- _Study material_:
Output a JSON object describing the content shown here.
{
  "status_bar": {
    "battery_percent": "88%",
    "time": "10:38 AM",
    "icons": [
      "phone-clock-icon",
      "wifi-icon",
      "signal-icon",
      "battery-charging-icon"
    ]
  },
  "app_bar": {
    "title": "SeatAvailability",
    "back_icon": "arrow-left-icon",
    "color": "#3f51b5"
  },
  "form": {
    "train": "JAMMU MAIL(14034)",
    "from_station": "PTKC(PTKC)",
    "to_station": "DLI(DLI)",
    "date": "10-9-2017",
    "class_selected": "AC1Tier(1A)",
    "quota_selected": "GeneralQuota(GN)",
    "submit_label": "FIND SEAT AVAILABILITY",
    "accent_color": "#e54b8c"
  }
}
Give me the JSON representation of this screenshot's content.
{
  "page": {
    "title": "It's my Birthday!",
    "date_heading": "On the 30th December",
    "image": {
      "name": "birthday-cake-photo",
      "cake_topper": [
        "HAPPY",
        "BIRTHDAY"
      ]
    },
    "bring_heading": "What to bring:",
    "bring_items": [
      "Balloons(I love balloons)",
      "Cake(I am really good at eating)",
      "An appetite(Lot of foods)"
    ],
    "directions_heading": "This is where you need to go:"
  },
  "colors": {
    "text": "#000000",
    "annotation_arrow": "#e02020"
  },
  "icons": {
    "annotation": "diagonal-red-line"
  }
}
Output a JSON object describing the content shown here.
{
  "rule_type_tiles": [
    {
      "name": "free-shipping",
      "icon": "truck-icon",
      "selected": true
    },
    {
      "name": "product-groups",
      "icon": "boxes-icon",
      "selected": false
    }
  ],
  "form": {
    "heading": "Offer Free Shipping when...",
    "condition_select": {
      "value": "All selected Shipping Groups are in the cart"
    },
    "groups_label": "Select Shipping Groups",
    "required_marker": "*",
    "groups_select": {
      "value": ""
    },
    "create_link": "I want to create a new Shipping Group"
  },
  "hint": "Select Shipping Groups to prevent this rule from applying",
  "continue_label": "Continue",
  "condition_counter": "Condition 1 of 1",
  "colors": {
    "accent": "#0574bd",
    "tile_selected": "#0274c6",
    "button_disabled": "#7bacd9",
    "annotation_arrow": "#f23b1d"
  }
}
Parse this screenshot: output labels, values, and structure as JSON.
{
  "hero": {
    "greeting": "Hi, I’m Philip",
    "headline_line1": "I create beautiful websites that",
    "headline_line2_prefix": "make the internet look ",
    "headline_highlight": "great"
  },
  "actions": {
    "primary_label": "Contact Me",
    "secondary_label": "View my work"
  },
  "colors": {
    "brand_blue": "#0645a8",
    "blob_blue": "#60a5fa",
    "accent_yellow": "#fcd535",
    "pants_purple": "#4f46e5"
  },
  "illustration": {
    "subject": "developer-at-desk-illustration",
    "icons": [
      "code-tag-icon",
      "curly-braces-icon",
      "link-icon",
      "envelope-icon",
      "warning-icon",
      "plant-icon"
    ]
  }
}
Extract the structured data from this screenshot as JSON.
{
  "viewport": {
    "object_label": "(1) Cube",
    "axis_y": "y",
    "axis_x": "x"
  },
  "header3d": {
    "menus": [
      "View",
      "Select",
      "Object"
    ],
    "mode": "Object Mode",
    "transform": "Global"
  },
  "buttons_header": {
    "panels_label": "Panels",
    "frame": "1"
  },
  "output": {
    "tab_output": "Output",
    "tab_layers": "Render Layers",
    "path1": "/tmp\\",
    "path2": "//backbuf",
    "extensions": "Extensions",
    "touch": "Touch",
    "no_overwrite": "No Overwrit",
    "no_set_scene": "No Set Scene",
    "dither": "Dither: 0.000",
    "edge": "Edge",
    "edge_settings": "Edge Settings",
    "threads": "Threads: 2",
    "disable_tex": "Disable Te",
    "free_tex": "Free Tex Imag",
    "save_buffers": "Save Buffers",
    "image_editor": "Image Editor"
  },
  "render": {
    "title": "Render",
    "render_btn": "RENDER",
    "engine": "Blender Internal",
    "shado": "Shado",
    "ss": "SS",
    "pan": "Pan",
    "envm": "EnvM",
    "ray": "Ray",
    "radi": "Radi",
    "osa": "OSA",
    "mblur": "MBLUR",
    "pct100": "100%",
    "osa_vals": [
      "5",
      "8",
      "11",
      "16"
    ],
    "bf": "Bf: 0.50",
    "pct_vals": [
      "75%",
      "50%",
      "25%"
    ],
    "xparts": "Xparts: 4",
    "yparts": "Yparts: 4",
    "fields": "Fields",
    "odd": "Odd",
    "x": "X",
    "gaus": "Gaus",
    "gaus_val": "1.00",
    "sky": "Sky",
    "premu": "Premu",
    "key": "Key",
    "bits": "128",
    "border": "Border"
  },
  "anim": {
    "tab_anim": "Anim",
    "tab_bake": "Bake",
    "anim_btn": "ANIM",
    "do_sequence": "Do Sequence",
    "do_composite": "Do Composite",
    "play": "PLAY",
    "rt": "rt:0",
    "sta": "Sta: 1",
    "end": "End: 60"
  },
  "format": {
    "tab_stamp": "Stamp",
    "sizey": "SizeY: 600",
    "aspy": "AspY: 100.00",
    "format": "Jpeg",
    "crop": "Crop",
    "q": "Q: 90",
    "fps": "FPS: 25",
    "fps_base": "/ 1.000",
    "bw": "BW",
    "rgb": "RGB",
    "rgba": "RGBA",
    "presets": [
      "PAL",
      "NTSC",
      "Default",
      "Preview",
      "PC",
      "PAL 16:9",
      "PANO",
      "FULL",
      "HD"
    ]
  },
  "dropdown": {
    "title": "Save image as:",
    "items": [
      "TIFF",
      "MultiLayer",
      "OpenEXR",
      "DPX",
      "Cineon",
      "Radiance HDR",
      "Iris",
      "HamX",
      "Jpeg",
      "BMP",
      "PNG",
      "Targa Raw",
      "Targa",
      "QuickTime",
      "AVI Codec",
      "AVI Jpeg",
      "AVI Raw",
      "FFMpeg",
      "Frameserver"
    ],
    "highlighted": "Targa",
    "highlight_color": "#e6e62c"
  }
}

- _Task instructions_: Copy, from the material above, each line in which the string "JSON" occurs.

- _Answer to the problem_:
Output a JSON object describing the content shown here.
Give me the JSON representation of this screenshot's content.
Output a JSON object describing the content shown here.
Parse this screenshot: output labels, values, and structure as JSON.
Extract the structured data from this screenshot as JSON.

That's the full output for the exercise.